What is being asked - Could you restate every record below word for word?

[Listed records — start]

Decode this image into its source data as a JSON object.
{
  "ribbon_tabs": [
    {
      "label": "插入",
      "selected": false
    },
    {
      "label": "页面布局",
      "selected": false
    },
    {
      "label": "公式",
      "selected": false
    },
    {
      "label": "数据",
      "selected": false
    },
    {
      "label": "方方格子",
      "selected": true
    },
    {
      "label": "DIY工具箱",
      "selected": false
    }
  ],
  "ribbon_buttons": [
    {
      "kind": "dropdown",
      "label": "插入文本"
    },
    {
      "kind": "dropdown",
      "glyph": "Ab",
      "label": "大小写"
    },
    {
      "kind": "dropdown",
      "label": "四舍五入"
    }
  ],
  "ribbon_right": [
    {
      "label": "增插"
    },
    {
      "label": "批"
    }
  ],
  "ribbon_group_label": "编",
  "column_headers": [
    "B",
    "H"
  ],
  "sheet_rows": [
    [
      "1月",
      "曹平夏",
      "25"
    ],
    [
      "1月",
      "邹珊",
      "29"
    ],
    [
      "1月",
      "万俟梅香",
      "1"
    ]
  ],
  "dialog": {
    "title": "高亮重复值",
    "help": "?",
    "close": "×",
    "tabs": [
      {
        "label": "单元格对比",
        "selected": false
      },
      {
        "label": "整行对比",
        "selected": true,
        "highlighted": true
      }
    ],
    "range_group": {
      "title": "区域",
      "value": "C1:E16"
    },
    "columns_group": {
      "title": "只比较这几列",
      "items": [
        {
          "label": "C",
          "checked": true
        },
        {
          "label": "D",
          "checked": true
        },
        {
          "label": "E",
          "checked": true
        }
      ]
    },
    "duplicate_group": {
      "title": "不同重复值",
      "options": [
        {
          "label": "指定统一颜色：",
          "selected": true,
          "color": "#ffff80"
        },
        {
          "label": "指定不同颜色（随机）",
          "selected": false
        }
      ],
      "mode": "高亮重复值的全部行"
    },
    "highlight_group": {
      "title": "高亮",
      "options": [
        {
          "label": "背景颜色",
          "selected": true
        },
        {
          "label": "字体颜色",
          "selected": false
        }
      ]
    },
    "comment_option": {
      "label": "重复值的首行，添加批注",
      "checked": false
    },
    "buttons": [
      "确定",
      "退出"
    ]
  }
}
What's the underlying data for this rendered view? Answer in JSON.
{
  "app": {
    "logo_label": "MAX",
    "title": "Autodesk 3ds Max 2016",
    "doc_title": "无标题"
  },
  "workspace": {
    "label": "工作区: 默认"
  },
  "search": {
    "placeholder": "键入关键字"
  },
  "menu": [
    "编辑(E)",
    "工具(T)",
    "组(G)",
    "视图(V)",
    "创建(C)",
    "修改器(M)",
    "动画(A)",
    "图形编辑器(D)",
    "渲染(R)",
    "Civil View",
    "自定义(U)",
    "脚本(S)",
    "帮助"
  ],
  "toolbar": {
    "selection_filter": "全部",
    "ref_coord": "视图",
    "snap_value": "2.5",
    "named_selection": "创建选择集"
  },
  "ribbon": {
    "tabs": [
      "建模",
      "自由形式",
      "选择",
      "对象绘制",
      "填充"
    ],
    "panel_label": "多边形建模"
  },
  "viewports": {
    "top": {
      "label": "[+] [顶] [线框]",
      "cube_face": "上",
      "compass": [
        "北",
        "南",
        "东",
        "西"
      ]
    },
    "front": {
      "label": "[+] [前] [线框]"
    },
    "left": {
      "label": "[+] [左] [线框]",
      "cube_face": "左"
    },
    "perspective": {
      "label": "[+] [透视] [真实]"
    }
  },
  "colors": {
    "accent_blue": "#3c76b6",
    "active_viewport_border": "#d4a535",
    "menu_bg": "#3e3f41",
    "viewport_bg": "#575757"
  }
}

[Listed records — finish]

Answer for the task -
Decode this image into its source data as a JSON object.
{
  "ribbon_tabs": [
    {
      "label": "插入",
      "selected": false
    },
    {
      "label": "页面布局",
      "selected": false
    },
    {
      "label": "公式",
      "selected": false
    },
    {
      "label": "数据",
      "selected": false
    },
    {
      "label": "方方格子",
      "selected": true
    },
    {
      "label": "DIY工具箱",
      "selected": false
    }
  ],
  "ribbon_buttons": [
    {
      "kind": "dropdown",
      "label": "插入文本"
    },
    {
      "kind": "dropdown",
      "glyph": "Ab",
      "label": "大小写"
    },
    {
      "kind": "dropdown",
      "label": "四舍五入"
    }
  ],
  "ribbon_right": [
    {
      "label": "增插"
    },
    {
      "label": "批"
    }
  ],
  "ribbon_group_label": "编",
  "column_headers": [
    "B",
    "H"
  ],
  "sheet_rows": [
    [
      "1月",
      "曹平夏",
      "25"
    ],
    [
      "1月",
      "邹珊",
      "29"
    ],
    [
      "1月",
      "万俟梅香",
      "1"
    ]
  ],
  "dialog": {
    "title": "高亮重复值",
    "help": "?",
    "close": "×",
    "tabs": [
      {
        "label": "单元格对比",
        "selected": false
      },
      {
        "label": "整行对比",
        "selected": true,
        "highlighted": true
      }
    ],
    "range_group": {
      "title": "区域",
      "value": "C1:E16"
    },
    "columns_group": {
      "title": "只比较这几列",
      "items": [
        {
          "label": "C",
          "checked": true
        },
        {
          "label": "D",
          "checked": true
        },
        {
          "label": "E",
          "checked": true
        }
      ]
    },
    "duplicate_group": {
      "title": "不同重复值",
      "options": [
        {
          "label": "指定统一颜色：",
          "selected": true,
          "color": "#ffff80"
        },
        {
          "label": "指定不同颜色（随机）",
          "selected": false
        }
      ],
      "mode": "高亮重复值的全部行"
    },
    "highlight_group": {
      "title": "高亮",
      "options": [
        {
          "label": "背景颜色",
          "selected": true
        },
        {
          "label": "字体颜色",
          "selected": false
        }
      ]
    },
    "comment_option": {
      "label": "重复值的首行，添加批注",
      "checked": false
    },
    "buttons": [
      "确定",
      "退出"
    ]
  }
}
What's the underlying data for this rendered view? Answer in JSON.
{
  "app": {
    "logo_label": "MAX",
    "title": "Autodesk 3ds Max 2016",
    "doc_title": "无标题"
  },
  "workspace": {
    "label": "工作区: 默认"
  },
  "search": {
    "placeholder": "键入关键字"
  },
  "menu": [
    "编辑(E)",
    "工具(T)",
    "组(G)",
    "视图(V)",
    "创建(C)",
    "修改器(M)",
    "动画(A)",
    "图形编辑器(D)",
    "渲染(R)",
    "Civil View",
    "自定义(U)",
    "脚本(S)",
    "帮助"
  ],
  "toolbar": {
    "selection_filter": "全部",
    "ref_coord": "视图",
    "snap_value": "2.5",
    "named_selection": "创建选择集"
  },
  "ribbon": {
    "tabs": [
      "建模",
      "自由形式",
      "选择",
      "对象绘制",
      "填充"
    ],
    "panel_label": "多边形建模"
  },
  "viewports": {
    "top": {
      "label": "[+] [顶] [线框]",
      "cube_face": "上",
      "compass": [
        "北",
        "南",
        "东",
        "西"
      ]
    },
    "front": {
      "label": "[+] [前] [线框]"
    },
    "left": {
      "label": "[+] [左] [线框]",
      "cube_face": "左"
    },
    "perspective": {
      "label": "[+] [透视] [真实]"
    }
  },
  "colors": {
    "accent_blue": "#3c76b6",
    "active_viewport_border": "#d4a535",
    "menu_bg": "#3e3f41",
    "viewport_bg": "#575757"
  }
}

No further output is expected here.